Seeking Investment in Public Projects by Insurance Funds

Photo: Matthew Fulco

The Taiwan government is encouraging the country’s insurance companies to tap into their NT$23 trillion (US$767 billion) in insurance funds to help support national infrastructure and development projects.

At the top of the list is the green energy portion of the government’s “5+2” key innovative industry program. With the ruling Democratic Progressive Party (DPP) committed to ending the use of nuclear power and reducing reliance on fossil fuels, the only way to avoid major power outages in the years ahead will be dramatic expansion of renewable energy facilities for electricity generation. A sizeable power blackout last August highlighted the vulnerability of the national grid.

Other elements of the “5+2” plan, aimed at injecting fresh momentum into Taiwan’s economy, include industries related to the Internet of Things, biomedicine, defense, smart machinery, advanced agriculture, and a circular economy.

Besides its inclusion in the “5+2” industries, green energy is also one of the eight major components of the government’s Forward-looking Infrastructure Development Program, designed to lay the groundwork for the nation’s development over the next three decades. It is estimated that the goal of creating 20 gigawatts (GW) of installed solar photovoltaic (PV) capacity by 2025 will require some NT$1.2 trillion in investment, while another NT$1.4 trillion would be needed by 2030 to build and operate 4GW of offshore wind power facilities.

In addition to seeking investment from the insurance sector, the government has been encouraging banks to offer loans to the green energy industry. Promotion of this “green finance” is being overseen by a task force under the Executive Yuan.

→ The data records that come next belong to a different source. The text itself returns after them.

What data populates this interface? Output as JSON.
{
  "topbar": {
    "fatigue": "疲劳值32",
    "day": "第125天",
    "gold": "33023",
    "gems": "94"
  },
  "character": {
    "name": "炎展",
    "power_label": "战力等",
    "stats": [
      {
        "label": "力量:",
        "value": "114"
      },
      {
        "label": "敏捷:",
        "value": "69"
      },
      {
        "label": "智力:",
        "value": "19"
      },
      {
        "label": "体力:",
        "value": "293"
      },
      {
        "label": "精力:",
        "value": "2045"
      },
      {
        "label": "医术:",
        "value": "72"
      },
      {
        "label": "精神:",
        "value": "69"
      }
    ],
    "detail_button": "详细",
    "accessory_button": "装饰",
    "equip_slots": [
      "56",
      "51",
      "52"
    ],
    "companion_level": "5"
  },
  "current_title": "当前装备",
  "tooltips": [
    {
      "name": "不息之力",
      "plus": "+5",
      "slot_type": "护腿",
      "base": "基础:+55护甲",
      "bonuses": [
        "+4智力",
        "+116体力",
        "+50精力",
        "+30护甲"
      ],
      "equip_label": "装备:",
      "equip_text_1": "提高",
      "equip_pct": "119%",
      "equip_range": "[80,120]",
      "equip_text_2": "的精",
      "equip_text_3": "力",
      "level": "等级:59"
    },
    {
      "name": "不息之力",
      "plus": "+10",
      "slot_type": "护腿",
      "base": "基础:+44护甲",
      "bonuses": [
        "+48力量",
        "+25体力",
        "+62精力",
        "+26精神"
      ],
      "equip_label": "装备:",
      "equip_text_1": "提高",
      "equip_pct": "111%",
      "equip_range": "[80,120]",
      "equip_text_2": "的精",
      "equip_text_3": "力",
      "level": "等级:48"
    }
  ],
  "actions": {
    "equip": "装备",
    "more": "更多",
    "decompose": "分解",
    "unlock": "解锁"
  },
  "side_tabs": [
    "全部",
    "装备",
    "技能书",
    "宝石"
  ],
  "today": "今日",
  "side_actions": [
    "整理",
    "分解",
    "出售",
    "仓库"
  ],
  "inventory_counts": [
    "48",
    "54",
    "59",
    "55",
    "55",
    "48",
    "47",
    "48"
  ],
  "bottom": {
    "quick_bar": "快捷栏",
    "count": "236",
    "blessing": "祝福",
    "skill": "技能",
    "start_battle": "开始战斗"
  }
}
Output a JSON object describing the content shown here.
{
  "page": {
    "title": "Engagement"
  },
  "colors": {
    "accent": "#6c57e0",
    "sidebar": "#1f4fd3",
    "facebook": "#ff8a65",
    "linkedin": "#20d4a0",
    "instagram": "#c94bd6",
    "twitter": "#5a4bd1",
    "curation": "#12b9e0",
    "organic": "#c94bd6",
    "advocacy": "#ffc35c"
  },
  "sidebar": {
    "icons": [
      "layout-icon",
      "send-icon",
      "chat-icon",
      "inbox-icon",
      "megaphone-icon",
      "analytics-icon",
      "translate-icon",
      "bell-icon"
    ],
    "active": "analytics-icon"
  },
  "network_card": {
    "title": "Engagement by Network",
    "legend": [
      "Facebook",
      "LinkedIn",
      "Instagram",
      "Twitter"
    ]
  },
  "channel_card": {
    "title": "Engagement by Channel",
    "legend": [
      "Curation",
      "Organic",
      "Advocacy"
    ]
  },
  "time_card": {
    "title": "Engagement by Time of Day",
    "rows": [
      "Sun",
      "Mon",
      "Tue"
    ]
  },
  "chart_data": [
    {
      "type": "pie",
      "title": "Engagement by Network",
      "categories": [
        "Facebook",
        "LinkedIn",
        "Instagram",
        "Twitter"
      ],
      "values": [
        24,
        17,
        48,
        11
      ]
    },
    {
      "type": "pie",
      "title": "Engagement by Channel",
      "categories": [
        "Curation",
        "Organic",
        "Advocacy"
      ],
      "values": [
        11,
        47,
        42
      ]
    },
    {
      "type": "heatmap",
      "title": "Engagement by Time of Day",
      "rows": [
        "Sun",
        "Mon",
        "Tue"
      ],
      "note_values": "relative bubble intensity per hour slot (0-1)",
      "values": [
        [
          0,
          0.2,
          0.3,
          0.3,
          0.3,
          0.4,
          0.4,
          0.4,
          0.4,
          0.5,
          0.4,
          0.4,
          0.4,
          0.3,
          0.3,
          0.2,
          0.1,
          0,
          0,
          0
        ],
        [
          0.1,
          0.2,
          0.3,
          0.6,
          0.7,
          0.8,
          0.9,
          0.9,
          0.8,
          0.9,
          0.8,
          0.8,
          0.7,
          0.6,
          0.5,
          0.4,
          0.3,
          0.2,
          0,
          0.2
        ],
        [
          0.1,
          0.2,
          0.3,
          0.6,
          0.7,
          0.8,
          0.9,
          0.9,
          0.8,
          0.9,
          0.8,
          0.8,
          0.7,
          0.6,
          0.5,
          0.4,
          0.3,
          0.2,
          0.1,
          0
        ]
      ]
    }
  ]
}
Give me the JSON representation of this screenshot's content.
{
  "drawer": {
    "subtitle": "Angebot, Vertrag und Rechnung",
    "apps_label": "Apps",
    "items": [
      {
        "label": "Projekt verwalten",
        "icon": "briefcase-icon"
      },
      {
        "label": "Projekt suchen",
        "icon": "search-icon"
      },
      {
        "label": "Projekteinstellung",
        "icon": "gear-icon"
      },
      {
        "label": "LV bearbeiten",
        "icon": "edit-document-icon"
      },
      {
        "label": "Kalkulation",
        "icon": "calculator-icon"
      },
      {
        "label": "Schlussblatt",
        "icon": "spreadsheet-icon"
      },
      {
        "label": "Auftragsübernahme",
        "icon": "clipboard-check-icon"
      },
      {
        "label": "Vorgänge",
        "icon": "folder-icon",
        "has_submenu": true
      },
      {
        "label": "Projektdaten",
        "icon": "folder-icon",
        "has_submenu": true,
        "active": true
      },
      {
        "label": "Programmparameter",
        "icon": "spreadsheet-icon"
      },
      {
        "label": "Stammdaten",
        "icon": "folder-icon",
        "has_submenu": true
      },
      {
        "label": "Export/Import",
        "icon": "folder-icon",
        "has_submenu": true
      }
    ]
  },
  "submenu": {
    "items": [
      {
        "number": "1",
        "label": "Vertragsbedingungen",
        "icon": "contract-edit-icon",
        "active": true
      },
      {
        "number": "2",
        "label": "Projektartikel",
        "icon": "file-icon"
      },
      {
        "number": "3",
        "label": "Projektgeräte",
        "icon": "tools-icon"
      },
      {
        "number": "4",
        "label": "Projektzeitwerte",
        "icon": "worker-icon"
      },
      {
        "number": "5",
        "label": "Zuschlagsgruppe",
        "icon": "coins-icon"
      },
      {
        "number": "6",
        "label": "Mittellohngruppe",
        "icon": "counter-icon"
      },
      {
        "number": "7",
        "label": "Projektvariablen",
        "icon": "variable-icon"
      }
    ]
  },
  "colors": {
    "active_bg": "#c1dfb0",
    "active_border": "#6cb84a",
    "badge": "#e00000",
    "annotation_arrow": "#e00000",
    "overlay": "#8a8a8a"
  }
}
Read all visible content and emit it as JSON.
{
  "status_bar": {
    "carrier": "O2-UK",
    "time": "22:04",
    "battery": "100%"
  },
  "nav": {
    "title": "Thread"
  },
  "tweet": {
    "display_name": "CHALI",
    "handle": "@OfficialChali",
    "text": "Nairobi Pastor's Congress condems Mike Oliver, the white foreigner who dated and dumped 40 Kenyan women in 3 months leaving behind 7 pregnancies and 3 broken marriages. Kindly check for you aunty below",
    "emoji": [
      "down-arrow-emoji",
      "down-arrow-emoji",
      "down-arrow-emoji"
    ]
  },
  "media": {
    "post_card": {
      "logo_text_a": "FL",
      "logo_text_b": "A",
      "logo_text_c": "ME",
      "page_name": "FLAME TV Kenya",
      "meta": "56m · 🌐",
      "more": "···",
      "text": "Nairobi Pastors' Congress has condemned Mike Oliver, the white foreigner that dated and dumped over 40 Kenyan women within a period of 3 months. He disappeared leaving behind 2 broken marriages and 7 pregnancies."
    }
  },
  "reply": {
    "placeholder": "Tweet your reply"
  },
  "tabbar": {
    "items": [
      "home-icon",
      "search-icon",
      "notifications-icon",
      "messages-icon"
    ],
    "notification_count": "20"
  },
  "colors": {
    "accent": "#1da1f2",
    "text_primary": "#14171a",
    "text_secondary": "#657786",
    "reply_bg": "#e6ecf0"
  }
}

During a meeting last August, the Executive Yuan resolved to expand the total cumulative volume of green finance – including investment, loans, and the issuance of “green bonds” (for investment in green energy) – to NT$1.1 trillion in 2018, up from NT$1.02 trillion as of the end of 2017. That goal has been listed as a KPI (key performance indicator) for the Cabinet for 2018.

So far, four life insurance firms – Cathay, Fubon, Shin Kong, and Taiwan Life – have invested NT$5.6 billion in six solar power projects. Taiwan Life and Fubon Life, for instance, have each invested NT$300 million in Setex Solar, an affiliate of AU Optronics. With initial paid-in capital of NT$1 billion, Setex currently has 43 megawatts (MW) of installed PV power capacity. Taiwan Life also plans to invest NT$327 million to increase the capitalization of a PV power subsidiary of Gigastorage Corp., which already has over 30MW in PV power capacity.

In March 2017, the Financial Supervisory Commission (FSC) began approving – on a case-by-case basis – the use of insurance funds for investment in green energy and other “5+2” industry projects. In late September, it launched a two-year program to actively encourage such investment, setting a goal of NT$30 billion in investment for the first phase, scheduled to end on August 31 this year. The amount for the second phase will be determined based on the first-phase performance.

Insurers are now allowed to invest, without the need for prior FSC approval, in special “5+2” industry funds set up by a newly established national investment company, Taiwania Capital Management Corp. Consideration is being given to extending that privilege to private equity (PE) funds for investing in green energy and infrastructure projects raised by investment trust firms. The FSC is also studying the provision of incentives for insurance firms to invest in “5+2” industries, such as permission for them to engage in more new innovative businesses and payment of a decreased premium for the insurance stabilization fund.

In response, Cathay, Fubon, and Taiwan Life have announced investments of NT$300 million, NT$400 million, and NT$400 million respectively in the NT$4 billion Taishan Waterloo Fund floated by Taiwania Capital Management.

In addition to the “5+2” industries, the government hopes to channel insurance funds to other major infrastructure projects, such as the development of industrial land, in order to facilitate private investment. Two major targets are the third phase of the Changhua coastal industrial zone, with a projected area of 1,000 hectares, and the 32-hectare first phase of the Tainan technological industry zone. Each calls for an initial investment of NT$10 billion. The government plans to carry out the two projects using the BOT (build-operate-transfer) model, giving developers a 40-year management franchise for collection of stable income from rentals.

Previous attempts to promote investment in public projects by insurance funds were disappointing. Industry sources note that for investments by insurance funds, which is essentially money owed the insured, the risk must be controllable and returns sufficiently attractive. Kuei Hsien-nung, chairman of the Taiwan Insurance Institute, explains that given the long-term nature of their financial obligations, insurance firms tend to be unwilling to invest unless there is adequate liquidity and a return on investment of at least 3% or 4% annually.

“Take offshore wind power, for instance,” says an insurance company executive. “Should a typhoon destroy a set of wind turbines, the loss will be hundreds of millions of NT dollars,” pointing to the need for government guarantees or other protection mechanisms for insurance firms investing in such projects.

To address these concern, FSC chairman Wellington L. Koo proposes to securitize long-term returns for public projects such as PV power plants and offshore wind-power facilities.